Decision criteria for operations cutover to the new software
New requirements and the software update process
New release integration and test
Operations always comes first
This point cannot be overstated. Every operator will tell you, “No matter what happens, Icannot interrupt Ops." A typical operations environment is a buzz of activity, andstopping the center for a week to install, configure, and test new software is not anoption. Installation must be done without causing interruptions, which slows transition toa crawl. So, if you look at the schedule for integrating COTS software and wonder whyit's moving to the right, just look at the title of this section.
Initially, the operational environment might not have enough hardware to support aCOTS tool, since ops centers are frequently configured to strictly support operations andhave few excess processors available. Therefore, you should look at the current hardwareconfiguration and a plan to upgrade it if possible. Sometimes, contractor-providedsoftware must run by itself on specific hardware. In this case, a complete hardwarereplacement might be necessary. Fortunately, COTS software typically runs on modernmachines with popularly available operating systems. Computers are relativelyinexpensive and can be purchased in quantity for substantial discounts. When buyinghardware to support COTS tools, never buy the minimum or even the recommendedhardware configuration. Upgrading to a superior configuration will be well worth theextra cost, because upgrading computers at this time will minimize future disruptions of operations.
Operational simulation environment
One way to lower the risk of installing COTS in an operational environment is to purchase hardware and set up a “laboratory” of sorts. The COTS tool can then beinstalled, configured, and used as a training site prior to actual operations.
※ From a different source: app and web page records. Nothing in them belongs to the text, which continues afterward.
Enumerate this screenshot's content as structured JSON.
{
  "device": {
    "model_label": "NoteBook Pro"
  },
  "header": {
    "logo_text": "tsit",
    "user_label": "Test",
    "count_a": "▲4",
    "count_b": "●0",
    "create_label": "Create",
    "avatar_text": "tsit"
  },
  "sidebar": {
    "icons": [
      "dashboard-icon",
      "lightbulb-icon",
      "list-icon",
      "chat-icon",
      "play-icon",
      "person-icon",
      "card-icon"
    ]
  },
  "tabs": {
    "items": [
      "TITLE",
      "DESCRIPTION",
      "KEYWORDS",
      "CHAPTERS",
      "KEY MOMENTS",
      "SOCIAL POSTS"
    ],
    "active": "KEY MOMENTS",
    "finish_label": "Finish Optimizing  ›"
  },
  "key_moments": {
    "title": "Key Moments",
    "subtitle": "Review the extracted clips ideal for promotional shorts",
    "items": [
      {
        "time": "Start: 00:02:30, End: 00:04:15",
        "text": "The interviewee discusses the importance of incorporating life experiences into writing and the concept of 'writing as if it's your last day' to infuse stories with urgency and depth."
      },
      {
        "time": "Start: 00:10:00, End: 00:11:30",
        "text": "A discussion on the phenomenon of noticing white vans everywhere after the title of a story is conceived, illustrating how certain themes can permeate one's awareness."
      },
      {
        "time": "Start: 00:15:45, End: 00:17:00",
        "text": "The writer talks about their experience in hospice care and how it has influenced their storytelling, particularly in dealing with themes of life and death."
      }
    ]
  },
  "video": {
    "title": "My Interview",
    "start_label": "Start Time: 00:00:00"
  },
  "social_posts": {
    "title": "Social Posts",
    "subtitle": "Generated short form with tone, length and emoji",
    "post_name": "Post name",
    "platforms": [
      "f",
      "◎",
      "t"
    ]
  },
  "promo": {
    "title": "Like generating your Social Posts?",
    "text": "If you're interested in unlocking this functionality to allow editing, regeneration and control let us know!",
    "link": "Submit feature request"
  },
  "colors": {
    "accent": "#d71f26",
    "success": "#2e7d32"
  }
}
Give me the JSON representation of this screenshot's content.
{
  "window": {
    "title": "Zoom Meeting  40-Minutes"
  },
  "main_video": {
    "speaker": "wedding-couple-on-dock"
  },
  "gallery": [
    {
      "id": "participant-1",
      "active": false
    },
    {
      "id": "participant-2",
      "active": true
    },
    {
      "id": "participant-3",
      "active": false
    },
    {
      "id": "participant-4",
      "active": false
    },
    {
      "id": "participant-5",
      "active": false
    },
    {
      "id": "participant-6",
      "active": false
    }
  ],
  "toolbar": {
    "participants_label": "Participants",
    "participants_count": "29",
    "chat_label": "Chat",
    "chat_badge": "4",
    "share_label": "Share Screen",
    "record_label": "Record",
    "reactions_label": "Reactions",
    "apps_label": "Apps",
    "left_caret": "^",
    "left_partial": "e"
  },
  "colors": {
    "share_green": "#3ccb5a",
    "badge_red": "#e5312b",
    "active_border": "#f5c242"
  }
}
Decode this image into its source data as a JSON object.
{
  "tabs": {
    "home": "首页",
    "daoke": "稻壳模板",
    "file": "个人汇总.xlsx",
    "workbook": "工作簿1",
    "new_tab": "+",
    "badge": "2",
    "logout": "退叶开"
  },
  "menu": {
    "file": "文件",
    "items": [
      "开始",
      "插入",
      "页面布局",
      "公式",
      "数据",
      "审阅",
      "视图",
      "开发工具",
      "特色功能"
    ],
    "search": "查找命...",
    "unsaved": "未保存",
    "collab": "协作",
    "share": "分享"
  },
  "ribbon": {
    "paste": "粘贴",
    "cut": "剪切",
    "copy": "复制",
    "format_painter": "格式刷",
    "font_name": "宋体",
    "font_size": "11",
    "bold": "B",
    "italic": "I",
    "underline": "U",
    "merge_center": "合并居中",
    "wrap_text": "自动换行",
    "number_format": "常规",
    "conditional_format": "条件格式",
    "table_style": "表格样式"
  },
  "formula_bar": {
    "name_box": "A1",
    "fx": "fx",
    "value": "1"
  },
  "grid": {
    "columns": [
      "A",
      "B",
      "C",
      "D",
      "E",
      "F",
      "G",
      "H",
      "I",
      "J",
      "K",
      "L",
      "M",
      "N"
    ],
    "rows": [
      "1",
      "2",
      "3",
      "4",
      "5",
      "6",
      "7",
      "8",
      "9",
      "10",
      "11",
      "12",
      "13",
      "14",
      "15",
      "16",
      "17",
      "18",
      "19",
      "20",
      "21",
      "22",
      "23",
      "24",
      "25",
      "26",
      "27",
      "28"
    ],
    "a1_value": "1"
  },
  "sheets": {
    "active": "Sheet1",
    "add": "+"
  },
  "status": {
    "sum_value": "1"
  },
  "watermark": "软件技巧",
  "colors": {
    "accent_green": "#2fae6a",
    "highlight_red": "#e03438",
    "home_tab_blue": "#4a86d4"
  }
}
As a side benefit, all future upgrades can be made in the simulation environment, assuring thesoftware works properly. Don't be fooled, though; operational simulation environmentswill at least double hardware and software expenses, and maintenance costs can be high.But the knowledge gained without interrupting operations can be priceless.
While COTS software significantly reduces overall contract costs for operations, somecustomization is generally necessary to meet specific needs of each environment. Theamount will depend on the operations performed and the operators’ skill levels.If the operational environment is mainly an analysis shop with few repetitive tasks,customization can be minimal, since COTS tools are best in these situations. On the other hand, if many of the same products are produced daily, more customization is likely,since a COTS tool cannot know what daily products are necessary, and should be2